12. What are some of your favorite materials to use?
I fabricate many things from wire as fine as 45 gauge. I am also very pleased with a brand of fly tying thread I found. On my current build, I found that the fly tying thread can be taken apart into the twisted yarns that were twisted together to make the thread and I will use those yarns for ratlines when I get to that point on my current build. The yarns, at less than .001 inch diameter, work out to be the right size for 5/8 inch rope at 1/640 scale. I also like paper stiffened with ca glue in a variety of detail applications.
13. What are some of the most unusual materials you’ve used in a build?
I once used human hair to rig a SIB in a glass airline-size liquor bottle. I will never do that again because hair is very difficult to work with in almost every regard.
14. What creative tools have you created?
I make many special purpose tools for working inside the bottles as the need arises.

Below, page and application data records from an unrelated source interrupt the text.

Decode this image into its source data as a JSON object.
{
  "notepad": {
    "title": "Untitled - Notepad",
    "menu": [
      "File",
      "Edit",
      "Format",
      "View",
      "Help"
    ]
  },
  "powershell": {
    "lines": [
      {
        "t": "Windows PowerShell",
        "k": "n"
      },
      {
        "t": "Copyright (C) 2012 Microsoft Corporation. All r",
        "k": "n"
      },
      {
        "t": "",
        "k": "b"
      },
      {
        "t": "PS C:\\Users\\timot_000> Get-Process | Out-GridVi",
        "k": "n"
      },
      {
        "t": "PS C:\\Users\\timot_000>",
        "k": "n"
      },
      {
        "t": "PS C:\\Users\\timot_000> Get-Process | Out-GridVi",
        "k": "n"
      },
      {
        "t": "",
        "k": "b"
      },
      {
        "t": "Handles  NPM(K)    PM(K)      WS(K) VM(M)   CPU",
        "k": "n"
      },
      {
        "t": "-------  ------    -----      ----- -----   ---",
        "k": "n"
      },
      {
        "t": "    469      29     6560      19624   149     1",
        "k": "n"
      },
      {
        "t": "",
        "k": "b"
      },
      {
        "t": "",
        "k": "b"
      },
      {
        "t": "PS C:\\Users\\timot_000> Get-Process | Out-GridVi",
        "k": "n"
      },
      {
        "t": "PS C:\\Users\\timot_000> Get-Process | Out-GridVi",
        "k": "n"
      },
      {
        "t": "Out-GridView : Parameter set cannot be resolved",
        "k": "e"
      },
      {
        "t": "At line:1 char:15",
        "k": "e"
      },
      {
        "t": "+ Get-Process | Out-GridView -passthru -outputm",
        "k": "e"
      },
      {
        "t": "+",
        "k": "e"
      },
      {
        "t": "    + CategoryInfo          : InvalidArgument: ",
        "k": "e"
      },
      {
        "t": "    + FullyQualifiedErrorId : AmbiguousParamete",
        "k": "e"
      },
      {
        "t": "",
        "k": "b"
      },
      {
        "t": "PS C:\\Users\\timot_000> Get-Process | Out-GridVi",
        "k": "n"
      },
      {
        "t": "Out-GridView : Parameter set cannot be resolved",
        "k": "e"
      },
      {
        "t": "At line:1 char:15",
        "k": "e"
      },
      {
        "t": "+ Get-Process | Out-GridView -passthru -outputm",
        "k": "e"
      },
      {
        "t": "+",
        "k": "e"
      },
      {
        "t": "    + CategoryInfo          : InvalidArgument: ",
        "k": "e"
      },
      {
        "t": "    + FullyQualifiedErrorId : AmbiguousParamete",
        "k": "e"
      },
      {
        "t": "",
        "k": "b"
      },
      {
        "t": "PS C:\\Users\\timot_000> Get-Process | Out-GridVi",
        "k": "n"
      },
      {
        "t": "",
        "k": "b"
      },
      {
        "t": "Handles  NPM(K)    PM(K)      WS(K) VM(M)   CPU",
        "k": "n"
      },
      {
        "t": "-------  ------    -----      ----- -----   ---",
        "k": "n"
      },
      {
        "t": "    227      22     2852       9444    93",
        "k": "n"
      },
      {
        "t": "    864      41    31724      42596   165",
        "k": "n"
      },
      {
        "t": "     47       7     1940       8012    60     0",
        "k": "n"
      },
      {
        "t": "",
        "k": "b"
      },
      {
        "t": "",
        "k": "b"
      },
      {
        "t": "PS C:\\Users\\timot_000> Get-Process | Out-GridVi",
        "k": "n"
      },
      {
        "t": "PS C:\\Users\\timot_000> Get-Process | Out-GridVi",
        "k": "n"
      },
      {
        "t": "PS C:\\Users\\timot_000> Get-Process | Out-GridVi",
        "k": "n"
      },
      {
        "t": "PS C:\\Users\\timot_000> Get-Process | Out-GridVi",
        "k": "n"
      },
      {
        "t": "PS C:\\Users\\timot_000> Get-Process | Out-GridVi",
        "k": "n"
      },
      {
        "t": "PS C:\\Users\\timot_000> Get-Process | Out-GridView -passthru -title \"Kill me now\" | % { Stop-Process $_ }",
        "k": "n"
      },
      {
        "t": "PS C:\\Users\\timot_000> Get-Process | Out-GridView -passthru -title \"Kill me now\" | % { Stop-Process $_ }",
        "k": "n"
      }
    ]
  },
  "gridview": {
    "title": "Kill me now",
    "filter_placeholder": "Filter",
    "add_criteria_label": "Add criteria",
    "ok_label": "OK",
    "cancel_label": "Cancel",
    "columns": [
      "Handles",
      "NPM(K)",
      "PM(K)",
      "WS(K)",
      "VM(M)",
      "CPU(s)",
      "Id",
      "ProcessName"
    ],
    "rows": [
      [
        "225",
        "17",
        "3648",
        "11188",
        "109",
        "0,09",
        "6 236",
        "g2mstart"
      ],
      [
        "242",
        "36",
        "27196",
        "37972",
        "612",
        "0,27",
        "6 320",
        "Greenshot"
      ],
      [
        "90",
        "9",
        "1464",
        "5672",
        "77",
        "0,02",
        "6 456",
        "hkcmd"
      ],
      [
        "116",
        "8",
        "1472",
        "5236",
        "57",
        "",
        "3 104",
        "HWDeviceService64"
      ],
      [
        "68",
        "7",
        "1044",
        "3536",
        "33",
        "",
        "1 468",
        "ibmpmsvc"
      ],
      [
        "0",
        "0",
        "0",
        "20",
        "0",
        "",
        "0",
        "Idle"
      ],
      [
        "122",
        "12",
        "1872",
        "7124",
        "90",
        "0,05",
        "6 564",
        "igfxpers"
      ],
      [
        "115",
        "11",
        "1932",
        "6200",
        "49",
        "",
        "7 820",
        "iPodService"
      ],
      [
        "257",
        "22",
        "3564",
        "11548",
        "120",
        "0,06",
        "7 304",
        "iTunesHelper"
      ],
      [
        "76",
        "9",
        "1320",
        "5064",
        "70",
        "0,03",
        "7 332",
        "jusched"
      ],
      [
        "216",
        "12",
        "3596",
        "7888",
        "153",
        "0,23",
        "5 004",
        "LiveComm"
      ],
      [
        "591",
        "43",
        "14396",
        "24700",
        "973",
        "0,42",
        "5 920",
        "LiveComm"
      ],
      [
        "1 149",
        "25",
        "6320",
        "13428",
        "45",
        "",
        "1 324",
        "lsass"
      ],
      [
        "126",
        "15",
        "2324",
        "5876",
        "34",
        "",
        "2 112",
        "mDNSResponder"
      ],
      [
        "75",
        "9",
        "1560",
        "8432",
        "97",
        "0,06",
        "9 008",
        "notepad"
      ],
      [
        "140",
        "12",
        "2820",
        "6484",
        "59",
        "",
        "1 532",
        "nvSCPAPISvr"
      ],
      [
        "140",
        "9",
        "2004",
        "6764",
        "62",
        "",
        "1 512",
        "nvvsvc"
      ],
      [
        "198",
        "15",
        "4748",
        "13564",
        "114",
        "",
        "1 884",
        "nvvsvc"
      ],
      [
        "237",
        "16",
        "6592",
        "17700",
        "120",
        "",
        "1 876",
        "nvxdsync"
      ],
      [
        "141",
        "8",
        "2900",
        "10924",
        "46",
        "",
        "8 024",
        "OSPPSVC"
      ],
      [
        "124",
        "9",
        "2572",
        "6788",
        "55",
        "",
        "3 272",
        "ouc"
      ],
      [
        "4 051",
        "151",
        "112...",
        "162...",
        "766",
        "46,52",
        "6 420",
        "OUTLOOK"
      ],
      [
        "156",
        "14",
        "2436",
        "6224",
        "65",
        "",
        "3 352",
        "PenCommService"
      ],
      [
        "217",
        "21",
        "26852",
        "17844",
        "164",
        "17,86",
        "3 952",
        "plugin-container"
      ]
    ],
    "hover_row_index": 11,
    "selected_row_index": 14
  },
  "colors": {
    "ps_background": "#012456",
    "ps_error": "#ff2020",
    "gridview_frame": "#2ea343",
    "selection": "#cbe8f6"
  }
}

15. What books do you recommend for ship in bottle building?
Just about any book on building SIBs covers the basics well enough for a beginner and provide a foundation for the rest of the learning process, which will never end. I have learned more in the last year after meeting other SIB builders through the internet than in the previous thirty. Shipbuilding in Miniature by Donald McNarry, although not about SIBs, has a wealth of information about miniature ship modeling techniques that are adaptable to SIBs.
16. What is the most interesting bottle you have found?
A bottle is analogous to a painter’s canvas or a picture frame as far as I am concerned. I feel that complex, ornate or extremely unusual bottles distract the viewer from what is important – the ship inside the bottle. I feel the same way about display stands and exterior decoration. I believe strongly in the KISS principle – “Keep It Simple, Stupid.” The only criteria I have for bottles are clarity, uniform thickness for minimal distortion, usable interior space and the inside diameter and length of the neck. I found sources for laboratory glass which is what I intend to use from now on. The only exception I would consider is a classic Pinch bottle.
17. What’s the most unique place or way you have found a bottle?
not applicable, see #16
18. What is your favorite response to the question, “How did you get it in there?”
I thought of several smart-ass responses over the years but never use them. I explain the basics simply and concisely.
19. What ships are on your to do list?
I don’t have a “to do” list as such. I have a mental list of ships that intrigue me for any number of reasons as possible future builds. At some point during a build in progress, I find myself thinking about what to build next – usually while working on some of the boring, repetitious details that occupy only a part of my attention. Eventually one or two of the “possibles” rises to the surface, so to speak, and I start the necessary research. My next build is going to be a conventional wood ship model from a kit – Caldercraft’s Cruizer, a British brig of war from the Napoleonic Wars modified slightly into one of the other 105 brigs built from the same plans in that period. It will be an interesting change to work on a relatively huge 1/64 scale model after working at 1/640 scale on my current project. I’m considering building the same brig from scratch in a large bottle concurrently.
20. What are you currently working on?
I am currently building the Chilean Navy School Ship Esmeralda at 1/640 scale. Esmeralda is a four masted barquentine and the second longest and tallest conventional sailing ship in the world. Photo albums of progress photos are posted on the Ship in Bottle Builders and my personal facebook pages. I also have a comprehensive build log for Esmeralda on the Model Ship World website.